US5862774Jul 11, 1996Jan 26, 1999Moss; Kurt A.Electrical wire identification marking methods and systems
US5878520 *Jan 20, 1998Mar 9, 1999Bedford IndustriesAdjustable advertising band
US5896826Dec 4, 1996Apr 27, 1999Winer; RobertAdjustable cable marker
US6311637Sep 2, 1998Nov 6, 2001Kurt A. MossElectrical wire identification markers, making methods and system
US6401304 *May 4, 2000Jun 11, 2002Goody Products, Inc.Product stocking method and device
US20040000082 *Jun 28, 2002Jan 1, 2004Wolfgang James R.Game tag holder
Referenced by
Citing PatentFiling datePublication dateApplicantTitle
US7543359 *May 30, 2003Jun 9, 2009Kableflags Pty. Ltd.Tying device
US7691462 *Aug 17, 2004Apr 6, 2010Hellermanntyton CorporationWire label with carrier
US7752787Apr 1, 2008Jul 13, 2010Duffy Gene Pfor efficiently identifying electrical cables during and after circuit breaker installation; connecting portion is comprised of a thin configuration to slide between sheath and inner wire surrounded by the outer sheath and a marking is located upon the identifier portion to identify the electrical cable
US7958604Jul 10, 2006Jun 14, 2011Mattel, Inc.Packaging tie-downs
US20100243826 *Dec 1, 2008Sep 30, 2010Airbus Uk LimitedLine routing clip
US20130047407 *Oct 29, 2012Feb 28, 2013Virgil Allen WatsonDetectable signage apparatus and method of making the same
US20140250746 *Aug 5, 2011Sep 11, 2014Luis Adell LopezSignalling device for structural reinforcements
Classifications
U.S. Classification40/316, 40/668, 40/664, 40/665, 24/16.0PB
International ClassificationG09F3/14, G09F3/20
Cooperative ClassificationG09F3/14, G09F3/205
European ClassificationG09F3/20F, G09F3/14
Legal Events
DateCodeEventDescription

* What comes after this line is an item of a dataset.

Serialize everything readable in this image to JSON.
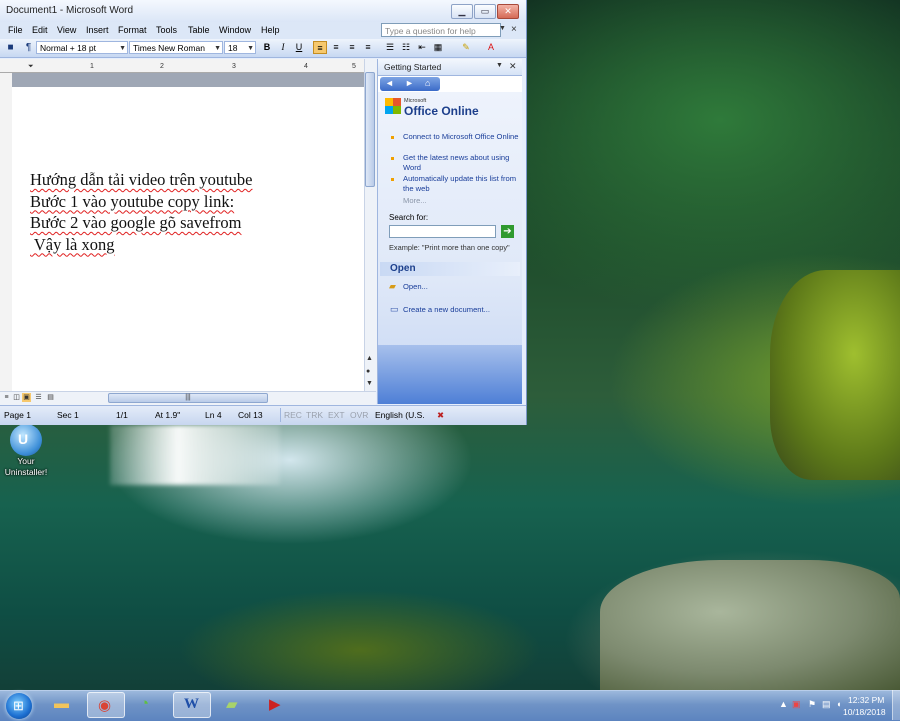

May 28, 2013SULPSurcharge for late payment
Year of fee payment: 7
May 28, 2013FPAYFee payment
Year of fee payment: 8
Feb 18, 2009FPAYFee payment
Year of fee payment: 4
Jan 24, 2006CCCertificate of correction